Goal of the exercise: Every entry that follows needs to be repeated exactly.

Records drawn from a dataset
- - - -

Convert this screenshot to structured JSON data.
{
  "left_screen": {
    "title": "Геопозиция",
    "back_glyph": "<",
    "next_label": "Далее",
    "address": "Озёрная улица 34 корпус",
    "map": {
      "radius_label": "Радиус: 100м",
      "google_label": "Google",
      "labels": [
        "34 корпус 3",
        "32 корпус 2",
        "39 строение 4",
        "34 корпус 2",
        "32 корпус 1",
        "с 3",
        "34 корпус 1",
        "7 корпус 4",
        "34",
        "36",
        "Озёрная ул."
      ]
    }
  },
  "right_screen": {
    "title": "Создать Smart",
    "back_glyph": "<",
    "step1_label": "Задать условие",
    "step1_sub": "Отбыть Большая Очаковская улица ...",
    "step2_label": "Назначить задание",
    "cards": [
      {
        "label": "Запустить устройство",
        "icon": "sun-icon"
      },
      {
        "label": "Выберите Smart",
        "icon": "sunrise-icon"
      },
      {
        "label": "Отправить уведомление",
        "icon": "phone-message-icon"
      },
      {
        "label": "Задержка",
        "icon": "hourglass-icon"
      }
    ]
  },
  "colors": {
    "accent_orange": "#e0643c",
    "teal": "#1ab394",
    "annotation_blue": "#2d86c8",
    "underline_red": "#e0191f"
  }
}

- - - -

Exercise solution:
Convert this screenshot to structured JSON data.
{
  "left_screen": {
    "title": "Геопозиция",
    "back_glyph": "<",
    "next_label": "Далее",
    "address": "Озёрная улица 34 корпус",
    "map": {
      "radius_label": "Радиус: 100м",
      "google_label": "Google",
      "labels": [
        "34 корпус 3",
        "32 корпус 2",
        "39 строение 4",
        "34 корпус 2",
        "32 корпус 1",
        "с 3",
        "34 корпус 1",
        "7 корпус 4",
        "34",
        "36",
        "Озёрная ул."
      ]
    }
  },
  "right_screen": {
    "title": "Создать Smart",
    "back_glyph": "<",
    "step1_label": "Задать условие",
    "step1_sub": "Отбыть Большая Очаковская улица ...",
    "step2_label": "Назначить задание",
    "cards": [
      {
        "label": "Запустить устройство",
        "icon": "sun-icon"
      },
      {
        "label": "Выберите Smart",
        "icon": "sunrise-icon"
      },
      {
        "label": "Отправить уведомление",
        "icon": "phone-message-icon"
      },
      {
        "label": "Задержка",
        "icon": "hourglass-icon"
      }
    ]
  },
  "colors": {
    "accent_orange": "#e0643c",
    "teal": "#1ab394",
    "annotation_blue": "#2d86c8",
    "underline_red": "#e0191f"
  }
}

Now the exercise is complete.